As you’re aware, we at Horror Facts have been lucky enough to get advance copies of some of the films featured at this year’s Blood in the Snow Film Festival.
We’ve already had the opportunity to watch and review ‘He Comes at Night,’ ‘The Call of Cableulhu,’ ‘The Monster Upstairs,’ and ‘Vicious Fun.’
One of the next films we would like to introduce you to is the seven-minute-twenty-seven-second horror short film, ‘The Phone Interview.’
‘The Phone Interview’ opens on Ruth as she makes a grocery delivery to Daphne, only to find herself being taken hostage by Daphne as part of her sinister plan to use Ruth to gain employment at the boutique grocery store, Blooming Market.

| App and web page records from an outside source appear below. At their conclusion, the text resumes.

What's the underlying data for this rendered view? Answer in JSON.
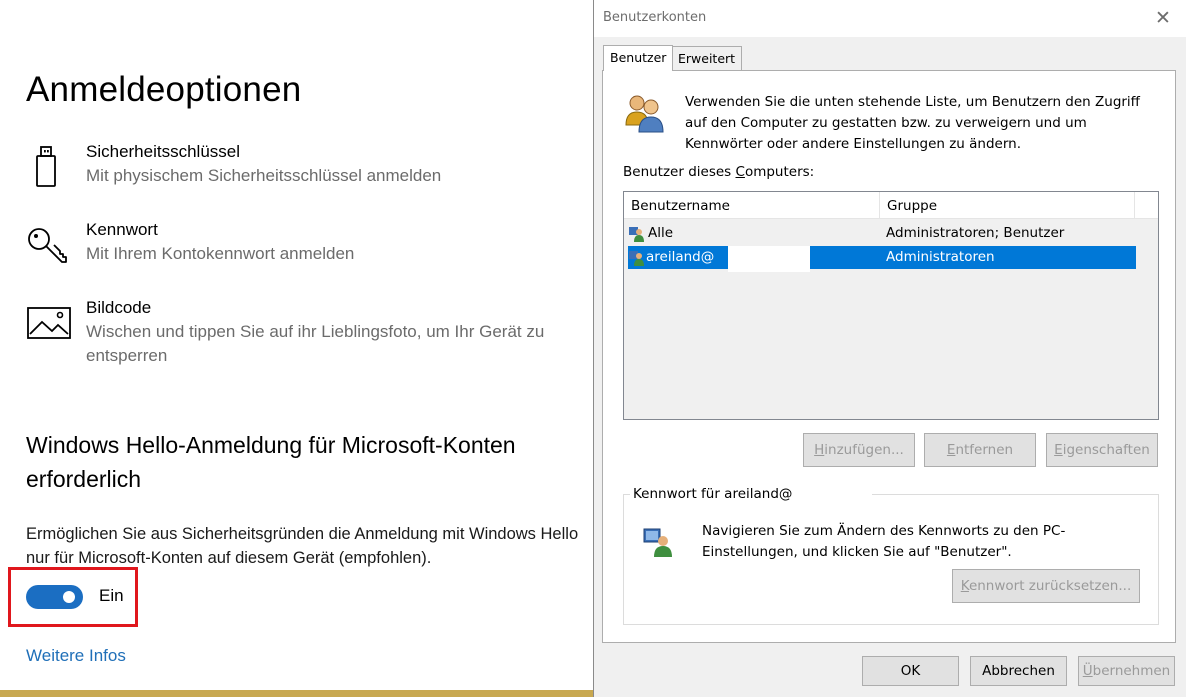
{
  "settings": {
    "page_title": "Anmeldeoptionen",
    "options": [
      {
        "name": "Sicherheitsschlüssel",
        "description": "Mit physischem Sicherheitsschlüssel anmelden",
        "icon": "usb-key-icon"
      },
      {
        "name": "Kennwort",
        "description": "Mit Ihrem Kontokennwort anmelden",
        "icon": "key-icon"
      },
      {
        "name": "Bildcode",
        "description": "Wischen und tippen Sie auf ihr Lieblingsfoto, um Ihr Gerät zu entsperren",
        "icon": "picture-icon"
      }
    ],
    "hello_section": {
      "title": "Windows Hello-Anmeldung für Microsoft-Konten erforderlich",
      "description": "Ermöglichen Sie aus Sicherheitsgründen die Anmeldung mit Windows Hello nur für Microsoft-Konten auf diesem Gerät (empfohlen).",
      "toggle_state": "on",
      "toggle_label": "Ein"
    },
    "more_info_link": "Weitere Infos"
  },
  "dialog": {
    "title": "Benutzerkonten",
    "close_glyph": "✕",
    "tabs": [
      {
        "label": "Benutzer",
        "active": true
      },
      {
        "label": "Erweitert",
        "active": false
      }
    ],
    "intro_text": "Verwenden Sie die unten stehende Liste, um Benutzern den Zugriff auf den Computer zu gestatten bzw. zu verweigern und um Kennwörter oder andere Einstellungen zu ändern.",
    "users_label_pre": "Benutzer dieses ",
    "users_label_accel": "C",
    "users_label_post": "omputers:",
    "columns": [
      "Benutzername",
      "Gruppe"
    ],
    "users": [
      {
        "name": "Alle",
        "group": "Administratoren; Benutzer",
        "selected": false
      },
      {
        "name": "areiland@",
        "group": "Administratoren",
        "selected": true
      }
    ],
    "buttons": {
      "add": {
        "accel": "H",
        "rest": "inzufügen..."
      },
      "remove": {
        "accel": "E",
        "rest": "ntfernen"
      },
      "properties": {
        "accel": "E",
        "rest": "igenschaften"
      }
    },
    "password_group": {
      "legend": "Kennwort für areiland@",
      "text": "Navigieren Sie zum Ändern des Kennworts zu den PC-Einstellungen, und klicken Sie auf \"Benutzer\".",
      "reset_button": {
        "accel": "K",
        "rest": "ennwort zurücksetzen..."
      }
    },
    "footer": {
      "ok": "OK",
      "cancel": "Abbrechen",
      "apply": {
        "accel": "Ü",
        "rest": "bernehmen"
      }
    }
  },
  "colors": {
    "toggle_on": "#1b6ec2",
    "link": "#1f6fb8",
    "highlight_box": "#e0171d",
    "selection": "#0078d7"
  }
}
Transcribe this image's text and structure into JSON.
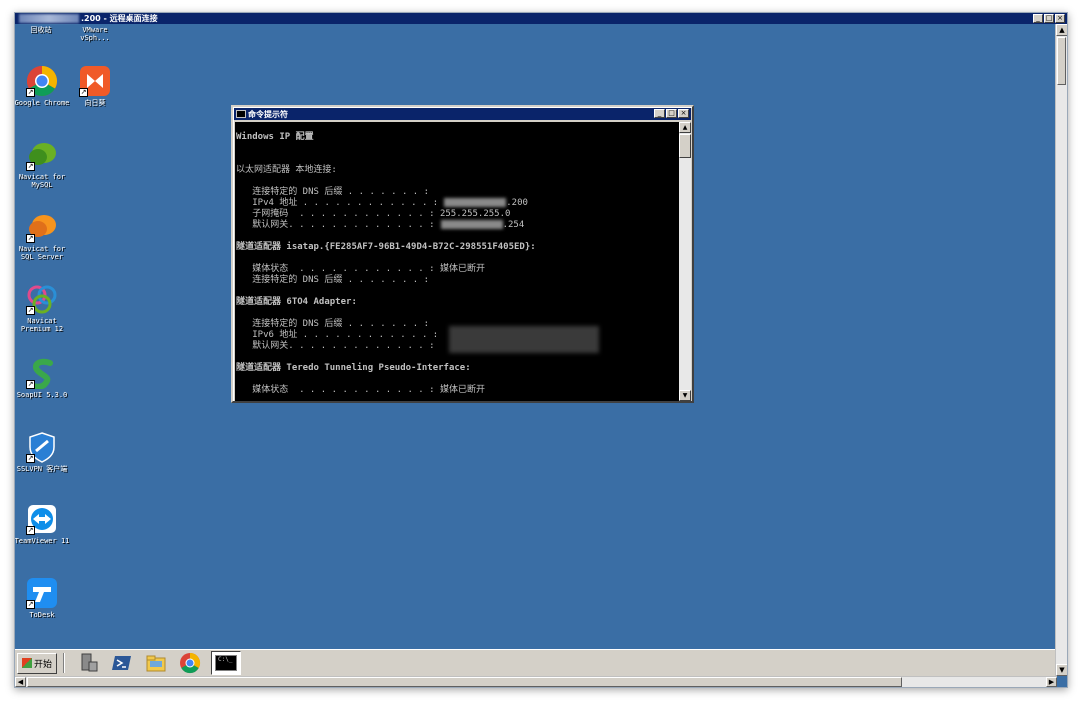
{
  "window": {
    "title": ".200 - 远程桌面连接",
    "controls": [
      "_",
      "□",
      "×"
    ]
  },
  "desktop_icons": [
    {
      "label": "回收站",
      "icon": "recycle-bin-icon"
    },
    {
      "label": "VMware vSph...",
      "icon": "vmware-icon"
    },
    {
      "label": "Google Chrome",
      "icon": "chrome-icon"
    },
    {
      "label": "向日葵",
      "icon": "sunlogin-icon"
    },
    {
      "label": "Navicat for MySQL",
      "icon": "navicat-mysql-icon"
    },
    {
      "label": "Navicat for SQL Server",
      "icon": "navicat-sqlserver-icon"
    },
    {
      "label": "Navicat Premium 12",
      "icon": "navicat-premium-icon"
    },
    {
      "label": "SoapUI 5.3.0",
      "icon": "soapui-icon"
    },
    {
      "label": "SSLVPN 客户端",
      "icon": "sslvpn-icon"
    },
    {
      "label": "TeamViewer 11",
      "icon": "teamviewer-icon"
    },
    {
      "label": "ToDesk",
      "icon": "todesk-icon"
    }
  ],
  "cmd": {
    "title": "命令提示符",
    "lines": [
      {
        "text": "Windows IP 配置",
        "bold": true
      },
      {
        "text": "",
        "bold": false
      },
      {
        "text": "",
        "bold": false
      },
      {
        "text": "以太网适配器 本地连接:",
        "bold": false
      },
      {
        "text": "",
        "bold": false
      },
      {
        "text": "   连接特定的 DNS 后缀 . . . . . . . :",
        "bold": false
      },
      {
        "text": "   IPv4 地址 . . . . . . . . . . . . :",
        "bold": false,
        "redacted": true,
        "suffix": ".200"
      },
      {
        "text": "   子网掩码  . . . . . . . . . . . . : 255.255.255.0",
        "bold": false
      },
      {
        "text": "   默认网关. . . . . . . . . . . . . :",
        "bold": false,
        "redacted": true,
        "suffix": ".254"
      },
      {
        "text": "",
        "bold": false
      },
      {
        "text": "隧道适配器 isatap.{FE285AF7-96B1-49D4-B72C-298551F405ED}:",
        "bold": true
      },
      {
        "text": "",
        "bold": false
      },
      {
        "text": "   媒体状态  . . . . . . . . . . . . : 媒体已断开",
        "bold": false
      },
      {
        "text": "   连接特定的 DNS 后缀 . . . . . . . :",
        "bold": false
      },
      {
        "text": "",
        "bold": false
      },
      {
        "text": "隧道适配器 6TO4 Adapter:",
        "bold": true
      },
      {
        "text": "",
        "bold": false
      },
      {
        "text": "   连接特定的 DNS 后缀 . . . . . . . :",
        "bold": false
      },
      {
        "text": "   IPv6 地址 . . . . . . . . . . . . :",
        "bold": false
      },
      {
        "text": "   默认网关. . . . . . . . . . . . . :",
        "bold": false
      },
      {
        "text": "",
        "bold": false
      },
      {
        "text": "隧道适配器 Teredo Tunneling Pseudo-Interface:",
        "bold": true
      },
      {
        "text": "",
        "bold": false
      },
      {
        "text": "   媒体状态  . . . . . . . . . . . . : 媒体已断开",
        "bold": false
      }
    ]
  },
  "taskbar": {
    "start_label": "开始",
    "items": [
      "server-manager-icon",
      "powershell-icon",
      "explorer-icon",
      "chrome-icon",
      "cmd-icon"
    ],
    "active_icon_text": "C:\\_"
  },
  "colors": {
    "desktop": "#3a6ea5",
    "titlebar": "#0a246a",
    "console_bg": "#000000",
    "console_fg": "#c0c0c0"
  }
}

Originally unwilling to be a part of her twisted plan, Ruth soon finds that she has no other choice but to go along with Daphne’s plan or risk being burned alive by her unhinged captor.
With Ruth’s help, Daphne is able to get a phone interview with store manager, Lola.
This is where ‘The Phone Interview’ succeeds as a film. It’s able to communicate to the audience the extremes that Daphne is willing to go to in order to gain employment at Blooming Market, while also emphasizing how meaningless one’s obsession can be for others. This is achieved through Ruth’s mocking of Daphne during the interview and through Lola caring more about a pen she dropped than anything Daphne has to say.
As the short film progresses, we learn more about the motivation for Daphne’s obsession and how it ties back to her desire to be accepted after she failed to gain admission into a sorority.
The final moments of ‘The Phone Interview’ serve to convey to the audience that if you play with fire, be prepared to get burned.
‘The Phone Interview’ starts off delivering a message about how one’s obsessions can drive people to the brink of insanity; how one is truly capable of doing almost anything to see their dreams come to fruition.
It’s in the middle where the film struggles a bit as Ruth starts to empathize with the deranged Daphne, almost like someone suffering from Stockholm syndrome. The film also loses the overall message in the remainder of the interview where Lola does a complete character change and suddenly takes an interest in Daphne and her answers. The film would have benefitted from keeping her uninterested throughout the entire process.
The end of ‘The Phone Interview’ is able to bring us back into the moment in the closing minute of the film by once again displaying the level of insanity that Daphne is capable of, a level that seemed absent at times.
In the end, the film is successful in getting across the message that one’s obsession can unwittingly lead to their own undoing.
‘The Phone Interview’ is directed by Kassy Gascho and Melissa Jones, written by Kassy Gascho, and stars Alexandra Bell as Daphne, Scarlet Stinson as Ruth, and Alexandra Najarro as Lola.
Blood in the Snow Film Festival is set to take place between November 18 and November 23 at the Royal Cinema in Toronto, Ontario.